Ron is your husband. Yes. We’ve been married 33 years.
How did you meet? We were both right out of high school, in our first year of college. Our first date wasn’t really our first date. Ron was going to go out with my roommate, and I was going out with this other guy. It was going to be a first date for all of us. Ron happened to come over a day or two before to talk to [my roommate], but she wasn’t home so we wound up talking. At the end of our double date, I walked him to the door and he kissed me good night. We’ve been together ever since. My roommate wasn’t really interested in him, so there was no big conflict there!
Tell me a high school memory? I went to school in Kenyon. I went out for volleyball and basketball, and I was no good at either of them—but I stuck it out! I’d sit way at the end of the bench because I knew I wasn’t going to get called in. One time I sat next to the coach, and we measured how long it took me to get back to the end of the bench as players came back in.
What did you want to be when you grew up? I don’t think I really thought about careers. I just wanted to be married and be a mom.
Did you get to be a mom? I got to be a mom. We have two daughters. Our youngest is Angela. She’s 28 and she lives in Fridley now. And we have our oldest daughter, Ashley, who died of cancer at 23. So I was very lucky to have them both.
I’m sorry. How long ago did you lose Ashley? It will be eight years. We have had a lot of help from family and friends. We actually joined a group called the Compassionate Friends—people who have lost children at any age. It’s a support group and we’ve stayed pretty active with that. That’s been very helpful. … My faith and my church were so supportive through it all, too. And it helps just knowing I’ll see her again.
Tell me about her. She was an amazing person, and she dealt with her cancer just amazingly. She never asked, “Why me?” One time we had gone to a class at Mayo—they have this class for women to teach you to put on makeup, and wear wigs and scarves [during treatment]. And this elderly woman came in and was very teary and weepy and kept saying, “I don’t understand this. Why me? Why me?” Afterwards, as Ashley and I walked out, she said, “Why not me? If not me, it will be somebody.” She was very accepting of all of it.
Did that help you? A little bit. Yes. Because I was saying, “Why her? Why my little girl?” She held us up.
Advice you give others? I always encouraged my daughters to be independent. I’ve always encouraged them to be themselves and not to conform. And I’m so proud of my daughter Angie.

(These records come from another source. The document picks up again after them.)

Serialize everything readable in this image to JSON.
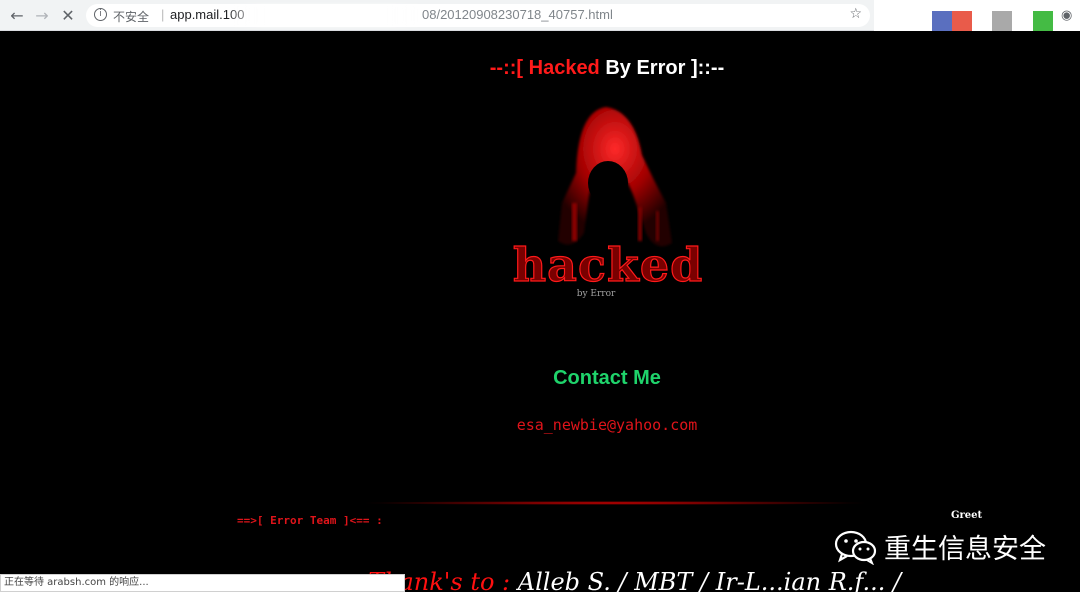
{
  "browser": {
    "back_icon": "←",
    "forward_icon": "→",
    "stop_icon": "✕",
    "info_icon": "i",
    "insecure_label": "不安全",
    "separator": "|",
    "url_host": "app.mail.100",
    "url_path": "08/20120908230718_40757.html",
    "bookmark_icon": "☆",
    "camera_icon": "◉",
    "extension_colors": [
      "#5a6fbf",
      "#e95b4a",
      "#a9a9a9",
      "#44bb44"
    ]
  },
  "page": {
    "title": {
      "prefix": "--::[",
      "hacked": "Hacked",
      "by": "By Error",
      "suffix": "]::--"
    },
    "logo": {
      "word": "hacked",
      "by_line": "by Error"
    },
    "contact_heading": "Contact Me",
    "email": "esa_newbie@yahoo.com",
    "team_line": "==>[ Error Team ]<== :",
    "greet": "Greet",
    "thanks": {
      "prefix": "Thank's to :",
      "names": "Alleb S. / MBT / Ir-L...ian R.f... /"
    }
  },
  "watermark": {
    "text": "重生信息安全"
  },
  "status_bar": {
    "text": "正在等待 arabsh.com 的响应..."
  }
}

I think she’s grown into an independent woman … who’s kind and caring, too.
How would others describe you? I’ve had people say that I’m always smiling. I would hope that they’d say that I’m caring, that I’m a hard worker. … That I try to go that extra mile for my patients.